Required action: Give every entry again, exactly.

[Source data — start]

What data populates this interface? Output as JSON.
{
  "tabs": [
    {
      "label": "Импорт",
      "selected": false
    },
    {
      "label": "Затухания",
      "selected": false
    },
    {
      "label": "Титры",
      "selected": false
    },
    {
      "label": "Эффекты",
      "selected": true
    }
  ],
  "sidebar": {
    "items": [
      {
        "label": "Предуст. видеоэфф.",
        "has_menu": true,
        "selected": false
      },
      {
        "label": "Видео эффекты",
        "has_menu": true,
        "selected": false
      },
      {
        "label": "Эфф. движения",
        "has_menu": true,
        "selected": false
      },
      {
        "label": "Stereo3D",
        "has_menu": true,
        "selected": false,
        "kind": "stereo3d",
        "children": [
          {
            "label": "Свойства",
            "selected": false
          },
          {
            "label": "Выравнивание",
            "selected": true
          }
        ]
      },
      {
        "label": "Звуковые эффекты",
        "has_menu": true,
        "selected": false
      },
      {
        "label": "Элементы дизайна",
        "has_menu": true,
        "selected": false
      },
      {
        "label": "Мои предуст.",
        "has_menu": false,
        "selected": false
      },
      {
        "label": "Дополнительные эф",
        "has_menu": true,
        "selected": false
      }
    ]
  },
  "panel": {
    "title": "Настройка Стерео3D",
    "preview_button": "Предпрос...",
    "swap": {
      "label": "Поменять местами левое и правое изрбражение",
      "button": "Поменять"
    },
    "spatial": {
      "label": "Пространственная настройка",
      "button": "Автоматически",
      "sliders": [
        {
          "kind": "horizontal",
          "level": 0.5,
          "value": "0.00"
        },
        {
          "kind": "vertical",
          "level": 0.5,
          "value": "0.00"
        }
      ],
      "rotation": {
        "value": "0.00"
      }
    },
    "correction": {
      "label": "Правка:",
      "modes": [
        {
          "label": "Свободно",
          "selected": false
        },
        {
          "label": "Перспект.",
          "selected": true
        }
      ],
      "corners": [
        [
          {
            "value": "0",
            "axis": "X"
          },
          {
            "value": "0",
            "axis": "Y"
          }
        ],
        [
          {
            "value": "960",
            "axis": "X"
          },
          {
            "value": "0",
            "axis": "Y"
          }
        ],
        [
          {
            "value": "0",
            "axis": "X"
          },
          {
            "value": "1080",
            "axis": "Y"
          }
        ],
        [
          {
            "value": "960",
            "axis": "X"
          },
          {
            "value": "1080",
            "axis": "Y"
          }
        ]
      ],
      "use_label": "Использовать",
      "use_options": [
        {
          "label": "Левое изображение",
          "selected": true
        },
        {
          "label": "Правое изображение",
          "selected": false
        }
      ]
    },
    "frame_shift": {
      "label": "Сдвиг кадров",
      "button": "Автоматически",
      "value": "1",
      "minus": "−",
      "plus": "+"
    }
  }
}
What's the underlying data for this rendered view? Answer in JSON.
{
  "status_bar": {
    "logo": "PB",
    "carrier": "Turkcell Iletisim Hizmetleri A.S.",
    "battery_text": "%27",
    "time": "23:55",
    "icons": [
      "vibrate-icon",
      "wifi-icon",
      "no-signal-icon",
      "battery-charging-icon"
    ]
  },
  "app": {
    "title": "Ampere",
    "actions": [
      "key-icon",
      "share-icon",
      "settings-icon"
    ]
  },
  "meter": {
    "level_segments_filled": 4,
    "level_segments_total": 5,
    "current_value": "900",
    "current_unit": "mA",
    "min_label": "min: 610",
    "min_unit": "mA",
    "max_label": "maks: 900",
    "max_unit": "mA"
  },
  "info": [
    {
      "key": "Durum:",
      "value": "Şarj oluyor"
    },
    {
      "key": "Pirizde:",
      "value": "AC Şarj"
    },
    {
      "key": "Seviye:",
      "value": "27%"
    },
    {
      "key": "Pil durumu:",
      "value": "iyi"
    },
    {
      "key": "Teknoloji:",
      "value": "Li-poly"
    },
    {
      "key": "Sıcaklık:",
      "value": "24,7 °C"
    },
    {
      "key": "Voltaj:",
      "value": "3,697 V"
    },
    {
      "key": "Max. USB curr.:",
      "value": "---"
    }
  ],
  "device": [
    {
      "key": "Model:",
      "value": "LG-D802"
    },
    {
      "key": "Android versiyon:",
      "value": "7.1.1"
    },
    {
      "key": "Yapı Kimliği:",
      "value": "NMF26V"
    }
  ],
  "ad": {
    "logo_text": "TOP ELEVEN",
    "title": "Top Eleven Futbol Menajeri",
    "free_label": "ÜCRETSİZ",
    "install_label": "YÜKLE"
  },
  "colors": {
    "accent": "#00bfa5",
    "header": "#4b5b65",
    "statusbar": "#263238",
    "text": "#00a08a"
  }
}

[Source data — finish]

Worked solution:
What data populates this interface? Output as JSON.
{
  "tabs": [
    {
      "label": "Импорт",
      "selected": false
    },
    {
      "label": "Затухания",
      "selected": false
    },
    {
      "label": "Титры",
      "selected": false
    },
    {
      "label": "Эффекты",
      "selected": true
    }
  ],
  "sidebar": {
    "items": [
      {
        "label": "Предуст. видеоэфф.",
        "has_menu": true,
        "selected": false
      },
      {
        "label": "Видео эффекты",
        "has_menu": true,
        "selected": false
      },
      {
        "label": "Эфф. движения",
        "has_menu": true,
        "selected": false
      },
      {
        "label": "Stereo3D",
        "has_menu": true,
        "selected": false,
        "kind": "stereo3d",
        "children": [
          {
            "label": "Свойства",
            "selected": false
          },
          {
            "label": "Выравнивание",
            "selected": true
          }
        ]
      },
      {
        "label": "Звуковые эффекты",
        "has_menu": true,
        "selected": false
      },
      {
        "label": "Элементы дизайна",
        "has_menu": true,
        "selected": false
      },
      {
        "label": "Мои предуст.",
        "has_menu": false,
        "selected": false
      },
      {
        "label": "Дополнительные эф",
        "has_menu": true,
        "selected": false
      }
    ]
  },
  "panel": {
    "title": "Настройка Стерео3D",
    "preview_button": "Предпрос...",
    "swap": {
      "label": "Поменять местами левое и правое изрбражение",
      "button": "Поменять"
    },
    "spatial": {
      "label": "Пространственная настройка",
      "button": "Автоматически",
      "sliders": [
        {
          "kind": "horizontal",
          "level": 0.5,
          "value": "0.00"
        },
        {
          "kind": "vertical",
          "level": 0.5,
          "value": "0.00"
        }
      ],
      "rotation": {
        "value": "0.00"
      }
    },
    "correction": {
      "label": "Правка:",
      "modes": [
        {
          "label": "Свободно",
          "selected": false
        },
        {
          "label": "Перспект.",
          "selected": true
        }
      ],
      "corners": [
        [
          {
            "value": "0",
            "axis": "X"
          },
          {
            "value": "0",
            "axis": "Y"
          }
        ],
        [
          {
            "value": "960",
            "axis": "X"
          },
          {
            "value": "0",
            "axis": "Y"
          }
        ],
        [
          {
            "value": "0",
            "axis": "X"
          },
          {
            "value": "1080",
            "axis": "Y"
          }
        ],
        [
          {
            "value": "960",
            "axis": "X"
          },
          {
            "value": "1080",
            "axis": "Y"
          }
        ]
      ],
      "use_label": "Использовать",
      "use_options": [
        {
          "label": "Левое изображение",
          "selected": true
        },
        {
          "label": "Правое изображение",
          "selected": false
        }
      ]
    },
    "frame_shift": {
      "label": "Сдвиг кадров",
      "button": "Автоматически",
      "value": "1",
      "minus": "−",
      "plus": "+"
    }
  }
}
What's the underlying data for this rendered view? Answer in JSON.
{
  "status_bar": {
    "logo": "PB",
    "carrier": "Turkcell Iletisim Hizmetleri A.S.",
    "battery_text": "%27",
    "time": "23:55",
    "icons": [
      "vibrate-icon",
      "wifi-icon",
      "no-signal-icon",
      "battery-charging-icon"
    ]
  },
  "app": {
    "title": "Ampere",
    "actions": [
      "key-icon",
      "share-icon",
      "settings-icon"
    ]
  },
  "meter": {
    "level_segments_filled": 4,
    "level_segments_total": 5,
    "current_value": "900",
    "current_unit": "mA",
    "min_label": "min: 610",
    "min_unit": "mA",
    "max_label": "maks: 900",
    "max_unit": "mA"
  },
  "info": [
    {
      "key": "Durum:",
      "value": "Şarj oluyor"
    },
    {
      "key": "Pirizde:",
      "value": "AC Şarj"
    },
    {
      "key": "Seviye:",
      "value": "27%"
    },
    {
      "key": "Pil durumu:",
      "value": "iyi"
    },
    {
      "key": "Teknoloji:",
      "value": "Li-poly"
    },
    {
      "key": "Sıcaklık:",
      "value": "24,7 °C"
    },
    {
      "key": "Voltaj:",
      "value": "3,697 V"
    },
    {
      "key": "Max. USB curr.:",
      "value": "---"
    }
  ],
  "device": [
    {
      "key": "Model:",
      "value": "LG-D802"
    },
    {
      "key": "Android versiyon:",
      "value": "7.1.1"
    },
    {
      "key": "Yapı Kimliği:",
      "value": "NMF26V"
    }
  ],
  "ad": {
    "logo_text": "TOP ELEVEN",
    "title": "Top Eleven Futbol Menajeri",
    "free_label": "ÜCRETSİZ",
    "install_label": "YÜKLE"
  },
  "colors": {
    "accent": "#00bfa5",
    "header": "#4b5b65",
    "statusbar": "#263238",
    "text": "#00a08a"
  }
}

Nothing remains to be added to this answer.